mountains,” she says.

Børsheim has created his haven in the quiet lanes of Ghantoot in Abu Dhabi. He says: “I grew up with snow seven months a year and do miss it a lot in the UAE. I usually go once a week to Ghantoot and do some roller skiing. There is no traffic and hardly any people to bump into.” A lover of winter sports, Børsheim is also fuelling the craze for stair running in the UAE: he and his wife Martha Rise recently participated in the vertical marathon in Jumeirah Emirates Tower where they climbed 1,400 stairs.

Food plays an important role in Norway’s social life: its cuisine is seasonal and relies heavily on local produce. Lutefisk (a dish made with white fish), rømmegrøt (sour cream porridge), lapskaus (stew) and salted lamb ribs are some traditional dishes. Since expats don’t easily find good old-fashioned Norse cuisine in UAE restaurants, they often end up cooking a lot at home.

“We can purchase some Norwegian ingredients from the local supermarkets and the rest we source from home. We normally bring the brown cheese from Norway and sometimes we can find good Jarlsberg (Norwegian yellow cheese) in certain supermarkets in Dubai,” says Christine Haugseth Andersen, the chairwoman of Norwegian Women’s Association, which brings together Norwegian women in Dubai once a month for an evening of socialisation, fun and food.

“We can prepare a lot of traditional dishes with the meat (beef and lamb), fish and vegetables that we find here. Our cuisine has a simple cooking style and is full of flavour. It is the use of herbs, spices and seasoning that distinguishes our cuisine from its Scandinavian counterparts,” explains Andersen.

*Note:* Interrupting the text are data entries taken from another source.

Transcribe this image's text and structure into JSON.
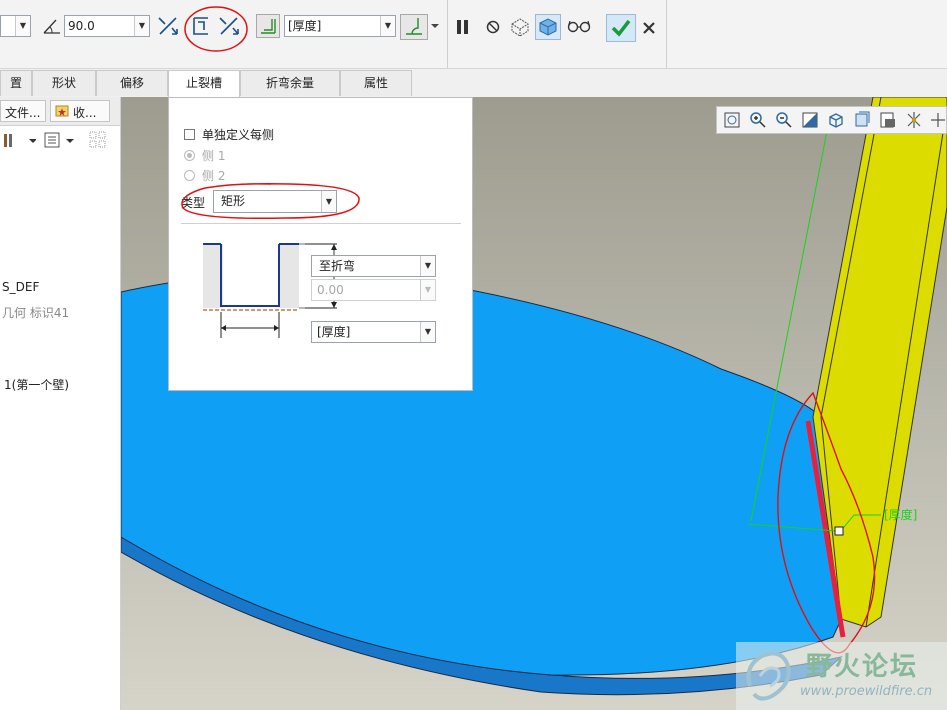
{
  "toolbar": {
    "angle_value": "90.0",
    "thickness_combo": "[厚度]",
    "icons": [
      "angle-icon",
      "flip-side-icon",
      "relief-edge-icon",
      "relief-direction-icon",
      "bend-radius-icon",
      "bend-radius-dim-icon",
      "pause-icon",
      "no-preview-icon",
      "geometry-preview-icon",
      "verify-icon",
      "glasses-icon",
      "confirm-icon",
      "cancel-icon"
    ]
  },
  "tabs": {
    "items": [
      "置",
      "形状",
      "偏移",
      "止裂槽",
      "折弯余量",
      "属性"
    ],
    "active": "止裂槽"
  },
  "tree": {
    "tab_files": "文件...",
    "tab_favorites": "收...",
    "item_def": "S_DEF",
    "item_geom": "几何 标识41",
    "item_wall": "1(第一个壁)"
  },
  "panel": {
    "define_each_side": "单独定义每侧",
    "side1": "侧 1",
    "side2": "侧 2",
    "type_label": "类型",
    "type_value": "矩形",
    "depth_combo": "至折弯",
    "depth_value": "0.00",
    "width_combo": "[厚度]"
  },
  "viewport": {
    "dim_label": "[厚度]",
    "colors": {
      "background_top": "#9d9c8f",
      "background_bottom": "#d6d4c9",
      "base_plate": "#0f9ff5",
      "flange": "#dcdc00",
      "highlight_edge": "#e8203c",
      "annotation_red": "#e01010",
      "dim_green": "#1dd11d"
    }
  },
  "watermark": {
    "title": "野火论坛",
    "url": "www.proewildfire.cn"
  }
}
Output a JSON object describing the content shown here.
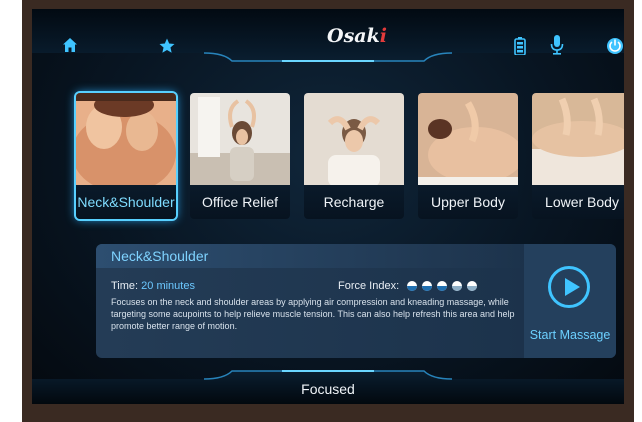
{
  "header": {
    "brand_main": "Osak",
    "brand_accent": "i",
    "icons": [
      "home-icon",
      "star-icon",
      "battery-icon",
      "microphone-icon",
      "power-icon"
    ]
  },
  "programs": [
    {
      "label": "Neck&Shoulder",
      "active": true
    },
    {
      "label": "Office Relief",
      "active": false
    },
    {
      "label": "Recharge",
      "active": false
    },
    {
      "label": "Upper Body",
      "active": false
    },
    {
      "label": "Lower Body",
      "active": false
    }
  ],
  "detail": {
    "title": "Neck&Shoulder",
    "time_label": "Time:",
    "time_value": "20 minutes",
    "force_label": "Force Index:",
    "force_level": 3,
    "force_max": 5,
    "description": "Focuses on the neck and shoulder areas by applying air compression and kneading massage, while targeting some acupoints to help relieve muscle tension. This can also help refresh this area and help promote better range of motion.",
    "start_label": "Start Massage"
  },
  "footer": {
    "mode": "Focused"
  },
  "colors": {
    "accent": "#3fc4ff",
    "brand_dot": "#e23b3b"
  }
}
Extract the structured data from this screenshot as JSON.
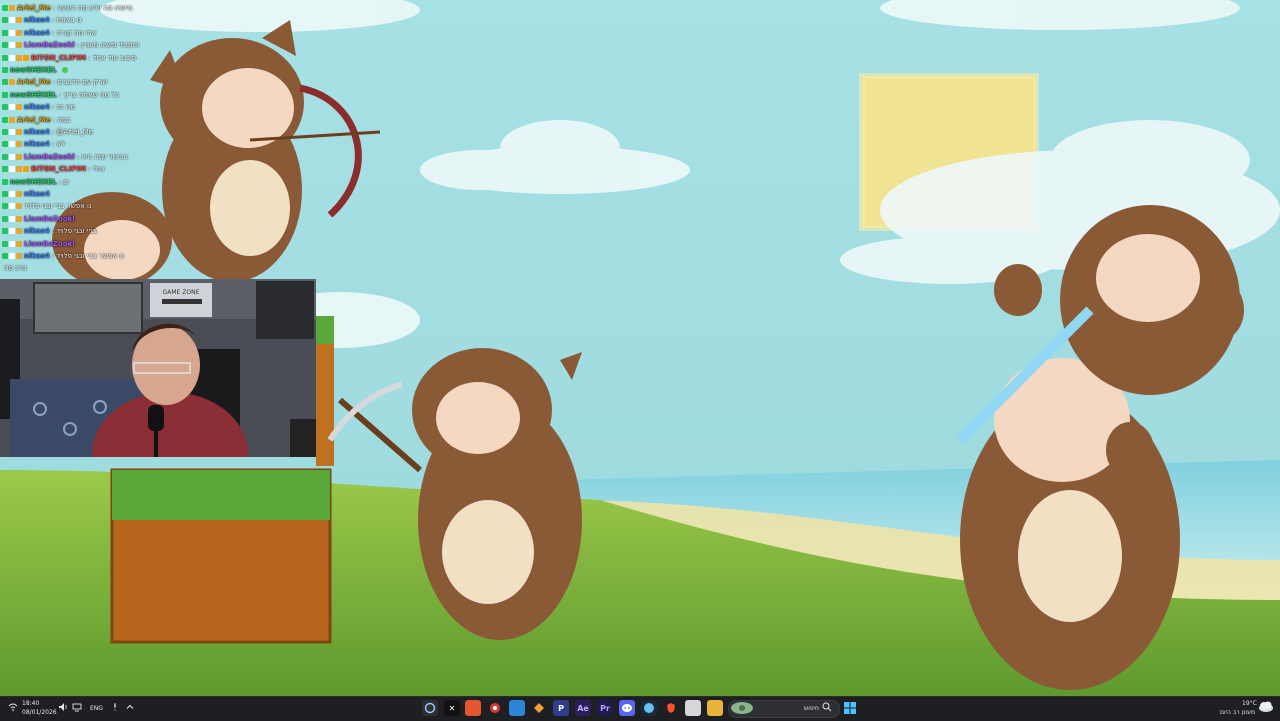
{
  "chat": {
    "lines": [
      {
        "user": "Ariel_Me",
        "color": "#d4a017",
        "msg": "מישהו פה יודע מה השעה",
        "badges": [
          "#22c55e",
          "#e5a52e"
        ]
      },
      {
        "user": "nikas4",
        "color": "#3b82f6",
        "msg": "נו באמת",
        "badges": [
          "#22c55e",
          "#ffffff",
          "#e5a52e"
        ]
      },
      {
        "user": "nikas4",
        "color": "#3b82f6",
        "msg": "אחי מה קורה",
        "badges": [
          "#22c55e",
          "#ffffff",
          "#e5a52e"
        ]
      },
      {
        "user": "LiamBaZookl",
        "color": "#a855f7",
        "msg": "הזמנתי משהו מעניין",
        "badges": [
          "#22c55e",
          "#ffffff",
          "#e5a52e"
        ]
      },
      {
        "user": "BITON_CLIPIM",
        "color": "#ef4444",
        "msg": "סיבוב עוד אחד",
        "badges": [
          "#22c55e",
          "#ffffff",
          "#e5a52e",
          "#f59e0b"
        ]
      },
      {
        "user": "newSHEKEL",
        "color": "#22c55e",
        "msg": "",
        "badges": [
          "#22c55e"
        ],
        "emote": true
      },
      {
        "user": "Ariel_Me",
        "color": "#d4a017",
        "msg": "שרק עם הדבבים",
        "badges": [
          "#22c55e",
          "#e5a52e"
        ]
      },
      {
        "user": "newSHEKEL",
        "color": "#22c55e",
        "msg": "כל מה שאתה צריך",
        "badges": [
          "#22c55e"
        ]
      },
      {
        "user": "nikas4",
        "color": "#3b82f6",
        "msg": "מה זה",
        "badges": [
          "#22c55e",
          "#ffffff",
          "#e5a52e"
        ]
      },
      {
        "user": "Ariel_Me",
        "color": "#d4a017",
        "msg": "כמה",
        "badges": [
          "#22c55e",
          "#e5a52e"
        ]
      },
      {
        "user": "nikas4",
        "color": "#3b82f6",
        "msg": "@Ariel_Me",
        "badges": [
          "#22c55e",
          "#ffffff",
          "#e5a52e"
        ]
      },
      {
        "user": "nikas4",
        "color": "#3b82f6",
        "msg": "לא",
        "badges": [
          "#22c55e",
          "#ffffff",
          "#e5a52e"
        ]
      },
      {
        "user": "LiamBaZookl",
        "color": "#a855f7",
        "msg": "הכיכור שזה היה",
        "badges": [
          "#22c55e",
          "#ffffff",
          "#e5a52e"
        ]
      },
      {
        "user": "BITON_CLIPIM",
        "color": "#ef4444",
        "msg": "אולי",
        "badges": [
          "#22c55e",
          "#ffffff",
          "#e5a52e",
          "#f59e0b"
        ]
      },
      {
        "user": "newSHEKEL",
        "color": "#22c55e",
        "msg": "כן",
        "badges": [
          "#22c55e"
        ]
      },
      {
        "user": "nikas4",
        "color": "#3b82f6",
        "msg": "",
        "badges": [
          "#22c55e",
          "#ffffff",
          "#e5a52e"
        ]
      },
      {
        "user": "",
        "color": "#3b82f6",
        "msg": "נו אפשר בגיי ובגי פלויד",
        "badges": [
          "#22c55e",
          "#ffffff",
          "#e5a52e"
        ]
      },
      {
        "user": "LiamBaZookl",
        "color": "#a855f7",
        "msg": "",
        "badges": [
          "#22c55e",
          "#ffffff",
          "#e5a52e"
        ]
      },
      {
        "user": "nikas4",
        "color": "#3b82f6",
        "msg": "בגיי ובגי פלויד",
        "badges": [
          "#22c55e",
          "#ffffff",
          "#e5a52e"
        ]
      },
      {
        "user": "LiamBaZookl",
        "color": "#a855f7",
        "msg": "",
        "badges": [
          "#22c55e",
          "#ffffff",
          "#e5a52e"
        ]
      },
      {
        "user": "nikas4",
        "color": "#3b82f6",
        "msg": "נו אפשר בגיי ובגי פלויד",
        "badges": [
          "#22c55e",
          "#ffffff",
          "#e5a52e"
        ]
      },
      {
        "user": "",
        "color": "#ffffff",
        "msg": "גורג פה",
        "badges": []
      }
    ]
  },
  "webcam": {
    "poster_line1": "GAME ZONE"
  },
  "taskbar": {
    "time": "18:40",
    "date": "08/01/2026",
    "language": "ENG",
    "search_placeholder": "חיפוש",
    "temperature": "19°C",
    "weather_desc": "מעונן רב היום"
  }
}
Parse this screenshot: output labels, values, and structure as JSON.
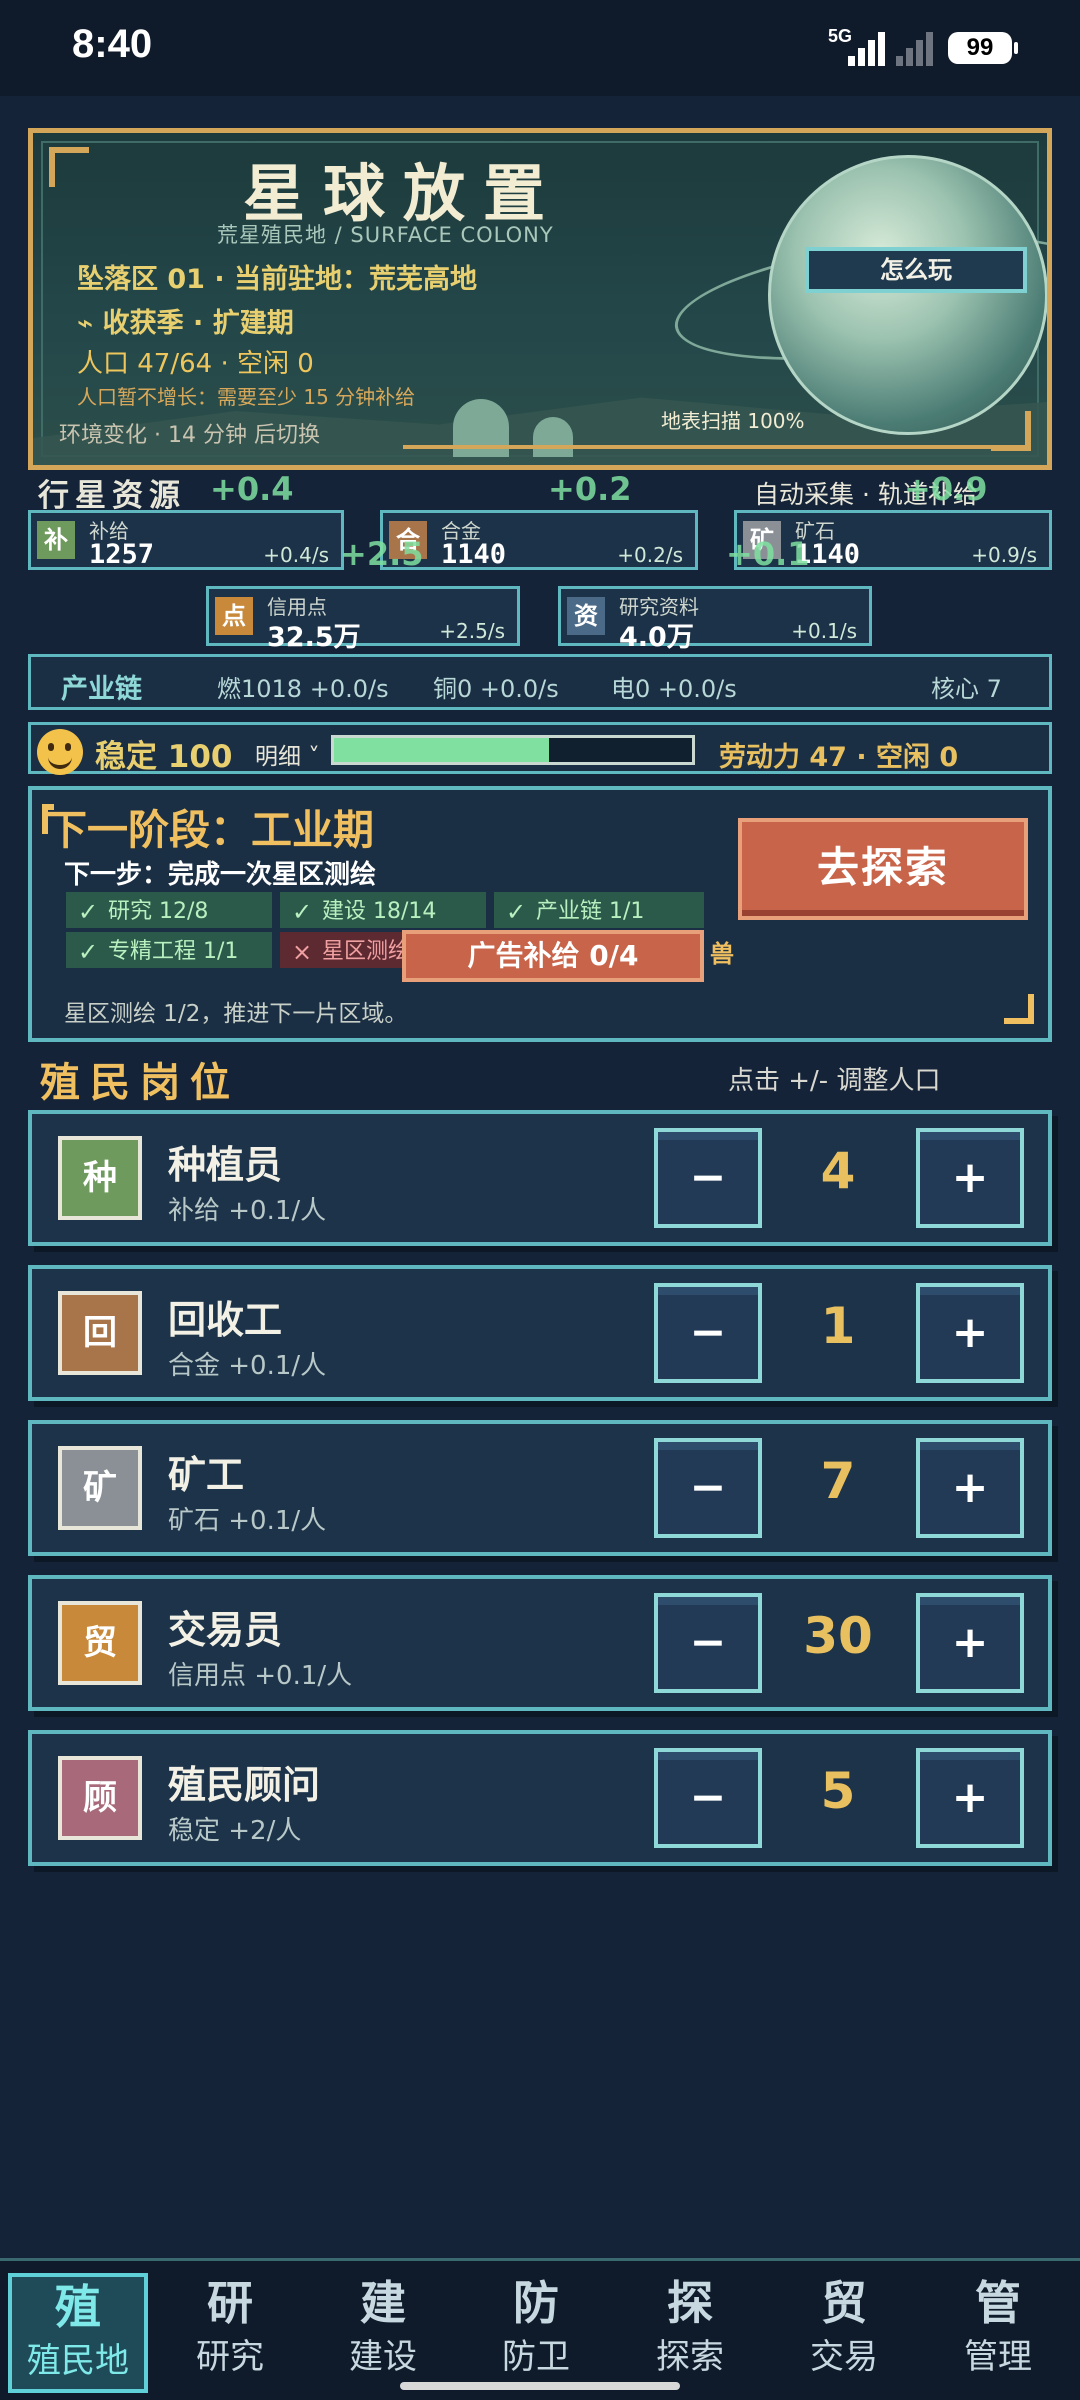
{
  "status": {
    "time": "8:40",
    "network": "5G",
    "battery": "99"
  },
  "hero": {
    "title": "星球放置",
    "subtitle": "荒星殖民地 / SURFACE COLONY",
    "location": "坠落区 01 · 当前驻地：荒芜高地",
    "season": "⌁ 收获季 · 扩建期",
    "population": "人口 47/64 · 空闲 0",
    "pop_note": "人口暂不增长：需要至少 15 分钟补给",
    "env": "环境变化 · 14 分钟 后切换",
    "scan": "地表扫描 100%",
    "howto_btn": "怎么玩"
  },
  "resources": {
    "header": "行星资源",
    "auto": "自动采集 · 轨道补给",
    "floats": [
      "+0.4",
      "+0.2",
      "+0.9",
      "+2.5",
      "+0.1"
    ],
    "items": [
      {
        "icon": "补",
        "name": "补给",
        "value": "1257",
        "rate": "+0.4/s",
        "color": "#6f9a5e"
      },
      {
        "icon": "合",
        "name": "合金",
        "value": "1140",
        "rate": "+0.2/s",
        "color": "#a8744a"
      },
      {
        "icon": "矿",
        "name": "矿石",
        "value": "1140",
        "rate": "+0.9/s",
        "color": "#8a9096"
      },
      {
        "icon": "点",
        "name": "信用点",
        "value": "32.5万",
        "rate": "+2.5/s",
        "color": "#c88a3a"
      },
      {
        "icon": "资",
        "name": "研究资料",
        "value": "4.0万",
        "rate": "+0.1/s",
        "color": "#4a6a88"
      }
    ]
  },
  "chain": {
    "label": "产业链",
    "fuel": "燃1018 +0.0/s",
    "copper": "铜0 +0.0/s",
    "power": "电0 +0.0/s",
    "core": "核心 7"
  },
  "stability": {
    "label": "稳定 100",
    "detail": "明细 ˅",
    "fill": 0.6,
    "labor": "劳动力 47 · 空闲 0"
  },
  "stage": {
    "title": "下一阶段：工业期",
    "next": "下一步：完成一次星区测绘",
    "chips": [
      {
        "mark": "✓",
        "text": "研究 12/8",
        "ok": true
      },
      {
        "mark": "✓",
        "text": "建设 18/14",
        "ok": true
      },
      {
        "mark": "✓",
        "text": "产业链 1/1",
        "ok": true
      },
      {
        "mark": "✓",
        "text": "专精工程 1/1",
        "ok": true
      },
      {
        "mark": "×",
        "text": "星区测绘",
        "ok": false
      }
    ],
    "note": "星区测绘 1/2，推进下一片区域。",
    "explore_btn": "去探索",
    "ad_btn": "广告补给 0/4",
    "behind_text": "兽"
  },
  "jobs": {
    "title": "殖民岗位",
    "hint": "点击 +/- 调整人口",
    "items": [
      {
        "icon": "种",
        "name": "种植员",
        "desc": "补给 +0.1/人",
        "count": "4",
        "color": "#6f9a5e"
      },
      {
        "icon": "回",
        "name": "回收工",
        "desc": "合金 +0.1/人",
        "count": "1",
        "color": "#a8744a"
      },
      {
        "icon": "矿",
        "name": "矿工",
        "desc": "矿石 +0.1/人",
        "count": "7",
        "color": "#8a9096"
      },
      {
        "icon": "贸",
        "name": "交易员",
        "desc": "信用点 +0.1/人",
        "count": "30",
        "color": "#c88a3a"
      },
      {
        "icon": "顾",
        "name": "殖民顾问",
        "desc": "稳定 +2/人",
        "count": "5",
        "color": "#a86a7a"
      }
    ],
    "minus": "−",
    "plus": "+"
  },
  "tabs": [
    {
      "big": "殖",
      "small": "殖民地",
      "active": true
    },
    {
      "big": "研",
      "small": "研究"
    },
    {
      "big": "建",
      "small": "建设"
    },
    {
      "big": "防",
      "small": "防卫"
    },
    {
      "big": "探",
      "small": "探索"
    },
    {
      "big": "贸",
      "small": "交易"
    },
    {
      "big": "管",
      "small": "管理"
    }
  ]
}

Smoked in the UAE

Svein Rekve, a Norwegian chef and a hospitality industry professional, is trying to solve the UAE’s lack of good Norwegian smoked salmon. Not liking the quality of smoked salmon sold in most supermarkets, he launched a salmon smoke house in Dubai a couple of years ago.

“In the UAE I could not find the kind of smoked salmon that I grew up eating in Norway. The ones available here always tasted like frozen fish,” says the managing director of 
The Smokehouse.

When it comes to promoting the UAE to the world, Norwegian expats are doing their bit. Kristine Langerud Krogh and Gry Anine Strøm, for instance, started a company called Samadhi — Opplevelser earlier this year to showcase the UAE as a tourist destination in the Middle East. “Our company organises excursions for the Scandinavian market. We want our guests to see the side of the UAE that they would normally not be able to experience on an ordinary trip to the UAE. We help our guests explore the hidden treasures and Arabian culture that is only known to Emiratis and some curious expats,” says Krogh, who also makes it a point to take her guests to Basta Art Cafe in Bastakiya, one of her favourite joints in Dubai, so that they can sample Arabian cuisine.

Norwegians in the UAE celebrate the syttende mai or National Day with great fanfare. They gather at the Norwegian Seamen’s Centre in Dubai to mark the anniversary of Norway’s declaration of independence. “We have a big celebration every year at the centre. We begin the day by hoisting the flag and singing the national anthem, followed by a sumptuous breakfast with Norwegian delicacies. Later in the day we have a marching band that leads us in a parade. Children are an integral part of the celebration and get the opportunity to learn about the country’s history and heritage,” says Gramstad.

They also celebrate Christmas with traditional zeal. “The community meets for a dinner to mark Christmas, when a chef and kitchen staff are hired and trained to prepare a traditional feast,” says Andersen.

With a great sense of community, career growth prospects and financial security, Norwegians easily settle in the country and lead happy lives. “What I like the most about the UAE is the wonderful people whom I would not have otherwise met had I not come here. I feel welcome in this country,” 
Andersen says.